So, sight is critical to our relationship with the world. How might this relationship be changed by…enhanced vision? Scientists at Oxford University are developing a tool to help enhance vision when it’s beyond correction. These ‘bionic glasses‘ are really compact computers, outfitted with the same technology you find in today’s smart phones and gaming systems: video cameras, position detectors, face recognition and tracking software, and depth sensors.

Rather than refocusing your eyes’ vision, they supplement it. Let’s say you have bad eyesight – the really bad, regularly-walk- into-the-wrong-bathroom variety. Wearing these glasses, video cameras embedded in the frame’s corners would record the men and women symbols on the respective bathroom’s doors as you approach them.
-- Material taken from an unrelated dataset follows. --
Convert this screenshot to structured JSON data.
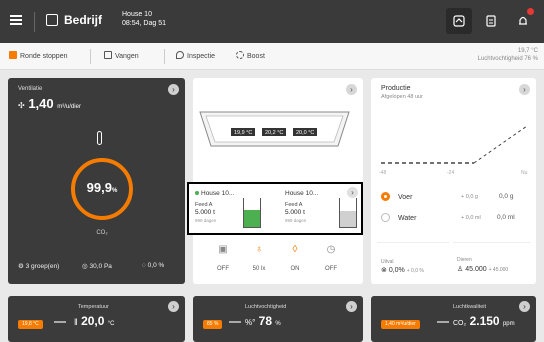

Shape recognition technology would then register these forms, and tiny LED lights embedded in the glass lenses would illuminate the forms of the symbols, giving you a visual cue as to which door you need to walk through. Voila, embarrassing social faux pas avoided.

And this is only one of numerous possibilities for device functionality – a few others proposed by the Clinical Neurology team, led by Dr. Stephen Hicks, including coding of objects in the environ, either by color or intensity of illumination, and an ear piece that voices over text registered and translated from street signs.

It’s not hard to conceive of the commercial applications this might have. Despite the hype, virtual reality never really took root as hoped in the early 1990. Probably most importantly because of the quality of imaging technology used – but perhaps in part, as well, to the totality of the barrier it demanded of users. How about an enhanced reality, however? While these glasses wouldn’t allow for complete immersion in another environment, they would allow users to maintain social contact, as well as appearances. Augmented reality is already in play on phones, computer screens, and television screens…In some ways, glasses would offer greater convenience factor than these other devices for users seeking to engage a form of augmented reality. Is it possible that glasses might become our next ‘screen’?

Indie rock band Kaiser Chiefs have put an spin on their latest album release that makes innovative and resourceful use of social networking to drive CD sales.

The band is selling a customizable CD: Buyers can select 10 tracks from an available 20 to include in their CD, and then choose combinations of and adjust several available graphic components to create their own cover art. Once completed, a buyer’s customized CD is made available on the band’s site, where other buyers can opt to select your production (plus, you get royalties for every purchase of your produced version). The site even tracks purchases made of each version produced, allowing buyers to track how their version is faring against other buyers’ productions.

It’s not only a great idea, but a well executed one – This process, if cumbersome, wouldn’t provide any type of incentive for fans to engage with it. But putting together the CD is simple and fun. Check it out here.